Weapons from yesterday are not infrequently put forth as our modern armaments. But there’s no other place to get them since military science and design bureaus are in a steep decline. The insolvency of the domestic defense system can be followed in the munitions sector, which hasn’t produced artillery shells since 2005. Russia lacks war reserves of ammunition, and an army without munitions is no longer an army. The sector has been producing poor quality powder, making it likely that fragmentation shells won’t reach their targets and armor-piercing ones will lose their penetration capability.

Taken as a whole, the existing armaments development system can’t provide a high tempo of rearmament, nor quality which continues to drop in both domestic and export orders. Complaints from foreign buyers are increasing, but domestic complaints are concealed. The fall in quality places doubt over future weapons. And there’s a huge divergence between the army’s demand for new weapons and the OPK’s ability to provide them, according to Rastopshin.
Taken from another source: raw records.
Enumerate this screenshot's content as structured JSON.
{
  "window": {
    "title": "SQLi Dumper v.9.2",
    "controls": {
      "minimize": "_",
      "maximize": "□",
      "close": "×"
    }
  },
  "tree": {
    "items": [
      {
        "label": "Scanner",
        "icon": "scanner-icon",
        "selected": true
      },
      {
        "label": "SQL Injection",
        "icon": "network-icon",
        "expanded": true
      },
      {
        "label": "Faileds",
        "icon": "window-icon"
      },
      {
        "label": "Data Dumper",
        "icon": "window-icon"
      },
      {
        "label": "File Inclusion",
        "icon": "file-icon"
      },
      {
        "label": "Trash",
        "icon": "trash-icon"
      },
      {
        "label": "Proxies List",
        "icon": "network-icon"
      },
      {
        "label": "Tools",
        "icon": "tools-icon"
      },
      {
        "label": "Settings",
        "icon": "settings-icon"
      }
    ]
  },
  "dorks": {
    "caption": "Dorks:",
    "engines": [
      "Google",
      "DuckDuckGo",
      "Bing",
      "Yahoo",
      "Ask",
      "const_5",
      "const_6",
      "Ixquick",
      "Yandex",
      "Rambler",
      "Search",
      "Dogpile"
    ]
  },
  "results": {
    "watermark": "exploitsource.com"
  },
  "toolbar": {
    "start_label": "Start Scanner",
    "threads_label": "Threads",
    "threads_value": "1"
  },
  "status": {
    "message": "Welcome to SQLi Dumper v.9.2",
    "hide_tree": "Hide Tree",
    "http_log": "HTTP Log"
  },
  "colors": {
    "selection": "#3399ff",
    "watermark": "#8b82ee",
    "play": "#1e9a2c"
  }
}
The quality problem won’t be resolved because OPK management is so complicated. The OPK has been reformed 8 times in the past 15 years. The lack of quality restructuring at the top exacerbated problems at the bottom. Management could not bring order to NIIs, KBs, or factories, failure above gave birth to technical breakdowns below. Rastopshin says in today’s RF Government, the Department for OPK Industries has the same status as the Communal Services Department, a situation tantamount to simply ignoring the country’s defense capability.

The creation of industrial holdings was chosen as the path to improved OPK management. Uniting in these holdings enterprises that use old production equipment, lack sufficiently qualified personnel, have eliminated quality control, testing, standardization, and military acceptance offices cannot bring the desired results.  It results only in old weapons unsuited for combat in today’s conflicts.  Rastopshin recommends returning to a Ministry of Defense Industry [sounds a little like one more reform at the top that doesn’t influence the situation below].

Rastopshin sees a gulf between the army’s ‘new profile’ structure and supplying it with new arms.  For this reason, he says, the combat readiness of the new TO&E brigade with old armaments remains extremely low.

He points to NATO’s superiority in conventional arms to say that Russia couldn’t hold out two weeks.  Russia would have to resort not only to strategic, but also tactical nuclear weapons.  So Rastopshin concludes Russia needs to revisit the issue of producing nuclear-armed intermediate and shorter range missiles, and leaving the INF Treaty.  He sees Moscow as having little choice since it’s left choosing between conventional defeat or strategic nuclear conflict.

Rastopshin sums up, it’s time to stop giving the army old, ‘modernized’ weapons, the life cycle of which was long ago used up.  Medvedev himself has said this more than once.

Sadly, Rastopshin offers more criticism than solid answers (except for seeing an INF withdrawal as one path for Russia).  Science and applied science need to be improved as does personnel training for the OPK.  New requirements need to be put on the OPK.  He’d also like to see some of those who have reorganized the OPK punished for irresponsible actions that have damaged the country’s defense capability.